The nationalisation of the South African Reserve Bank could be a protracted and expensive legal process because some of its shareholders seek to make a profit out of the move, Governor Lesetja Kganyago said.
“A group of shareholders is agitating for the SARB’s nationalisation as they believe that they are entitled to a share of the assets of the SARB and see this as an opportunity to make enormous profits at the expense of taxpayers,” Kganyago said at its annual general meeting Friday in Pretoria, the capital. “This for what would, at best, be a cosmetic gain.”
South Africa’s central bank is one of the few in the world that’s still owned by private shareholders. In December, the ruling African National Congress ratified a proposal for the state to own the bank, which has been in investors’ hands since its founding in 1921. The shareholders vote to appoint seven of the bank’s 10 non-executive directors and have no say over policy.
More than 600 private shareholders own the bank, and they can’t hold more than 10,000 shares each, according to its website. The dividend payable to them is limited to 10 cents per share annually, or a total of ZAR 200,000 ($15,000), if the central bank makes a profit. In the six months through May Reserve Bank shares, which trade over the counter, sold for ZAR5.95 to 10 each.
The central bank’s mandate to ensure price stability is set in the Constitution and it has an inflation-target range of three to six per cent.
“The issue of the mandate of the SARB is often confused with the proposed nationalization of the SARB,” Kganyago said. “Some proponents of nationalisation believe, erroneously, that such a move would facilitate a change in our mandate.”
Some critics say the central bank’s mandate should be changed to promote employment rather than fighting inflation.

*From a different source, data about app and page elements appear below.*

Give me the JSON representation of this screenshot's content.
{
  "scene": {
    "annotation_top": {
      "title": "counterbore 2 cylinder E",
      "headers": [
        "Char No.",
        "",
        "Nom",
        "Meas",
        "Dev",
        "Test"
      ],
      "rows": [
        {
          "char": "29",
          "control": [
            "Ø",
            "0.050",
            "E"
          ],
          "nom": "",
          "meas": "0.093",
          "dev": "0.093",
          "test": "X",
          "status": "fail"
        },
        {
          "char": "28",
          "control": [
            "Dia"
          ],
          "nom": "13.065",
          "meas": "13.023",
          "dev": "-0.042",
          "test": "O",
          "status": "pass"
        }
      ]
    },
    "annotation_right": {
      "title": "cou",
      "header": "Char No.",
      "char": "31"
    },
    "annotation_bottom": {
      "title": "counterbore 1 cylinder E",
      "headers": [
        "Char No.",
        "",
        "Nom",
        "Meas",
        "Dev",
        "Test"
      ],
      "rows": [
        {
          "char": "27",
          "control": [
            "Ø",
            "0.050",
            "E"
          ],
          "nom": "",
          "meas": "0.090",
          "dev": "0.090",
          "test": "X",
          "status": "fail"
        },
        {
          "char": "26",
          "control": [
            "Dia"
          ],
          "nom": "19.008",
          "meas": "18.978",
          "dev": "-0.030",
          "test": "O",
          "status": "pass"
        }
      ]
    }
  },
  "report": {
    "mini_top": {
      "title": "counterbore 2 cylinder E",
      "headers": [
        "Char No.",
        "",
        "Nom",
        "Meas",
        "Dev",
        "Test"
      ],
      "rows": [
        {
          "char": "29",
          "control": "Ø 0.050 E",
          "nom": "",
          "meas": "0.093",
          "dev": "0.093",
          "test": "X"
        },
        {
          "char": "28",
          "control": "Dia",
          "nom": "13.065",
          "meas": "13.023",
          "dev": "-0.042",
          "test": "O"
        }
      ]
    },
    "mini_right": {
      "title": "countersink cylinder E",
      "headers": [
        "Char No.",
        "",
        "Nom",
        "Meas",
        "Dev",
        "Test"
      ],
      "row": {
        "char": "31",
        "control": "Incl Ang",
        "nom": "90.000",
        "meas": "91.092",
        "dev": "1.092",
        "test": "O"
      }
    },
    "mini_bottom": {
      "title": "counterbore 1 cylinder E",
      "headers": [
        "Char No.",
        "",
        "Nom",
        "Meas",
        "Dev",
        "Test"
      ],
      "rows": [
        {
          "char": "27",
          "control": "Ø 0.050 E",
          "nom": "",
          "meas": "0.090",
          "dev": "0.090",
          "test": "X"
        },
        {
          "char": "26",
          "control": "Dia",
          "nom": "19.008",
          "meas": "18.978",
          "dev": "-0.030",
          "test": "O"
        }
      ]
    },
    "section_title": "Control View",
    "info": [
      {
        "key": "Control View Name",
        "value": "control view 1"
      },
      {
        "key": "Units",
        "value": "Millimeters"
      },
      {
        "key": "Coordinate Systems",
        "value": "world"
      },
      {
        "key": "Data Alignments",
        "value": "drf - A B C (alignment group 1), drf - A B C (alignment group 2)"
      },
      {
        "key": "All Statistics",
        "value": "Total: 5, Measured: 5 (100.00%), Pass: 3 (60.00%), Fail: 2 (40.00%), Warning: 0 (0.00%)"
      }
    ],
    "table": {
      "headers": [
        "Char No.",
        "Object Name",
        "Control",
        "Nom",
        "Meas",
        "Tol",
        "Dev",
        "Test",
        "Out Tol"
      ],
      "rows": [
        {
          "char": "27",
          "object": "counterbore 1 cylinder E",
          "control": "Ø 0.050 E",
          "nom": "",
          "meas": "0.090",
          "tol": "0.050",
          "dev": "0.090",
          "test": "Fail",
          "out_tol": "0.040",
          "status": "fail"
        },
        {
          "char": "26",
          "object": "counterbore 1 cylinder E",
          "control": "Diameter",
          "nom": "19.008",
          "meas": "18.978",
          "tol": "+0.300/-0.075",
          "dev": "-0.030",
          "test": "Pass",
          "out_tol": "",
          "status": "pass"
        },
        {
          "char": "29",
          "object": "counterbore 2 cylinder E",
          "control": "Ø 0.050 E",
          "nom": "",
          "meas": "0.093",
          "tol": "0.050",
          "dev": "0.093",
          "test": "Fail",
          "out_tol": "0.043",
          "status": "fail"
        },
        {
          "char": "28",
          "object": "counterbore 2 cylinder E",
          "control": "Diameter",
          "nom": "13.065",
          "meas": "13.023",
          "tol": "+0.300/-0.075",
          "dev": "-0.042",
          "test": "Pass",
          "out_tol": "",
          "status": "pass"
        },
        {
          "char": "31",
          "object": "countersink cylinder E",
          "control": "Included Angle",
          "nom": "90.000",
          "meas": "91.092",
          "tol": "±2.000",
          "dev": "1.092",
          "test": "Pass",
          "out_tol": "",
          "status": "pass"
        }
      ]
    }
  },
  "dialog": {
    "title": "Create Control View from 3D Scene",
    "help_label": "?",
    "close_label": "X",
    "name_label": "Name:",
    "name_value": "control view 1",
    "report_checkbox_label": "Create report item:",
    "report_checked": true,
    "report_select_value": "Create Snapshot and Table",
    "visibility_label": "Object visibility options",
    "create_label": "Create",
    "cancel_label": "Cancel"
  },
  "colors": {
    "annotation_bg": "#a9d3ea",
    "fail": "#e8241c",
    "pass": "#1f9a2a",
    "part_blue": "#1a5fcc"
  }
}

“The South African experience has taught us that boards appointed by Government are no guarantee of good governance, nor are they a guarantee that decisions will be taken in the interest of the broader economy,” Kganyago said.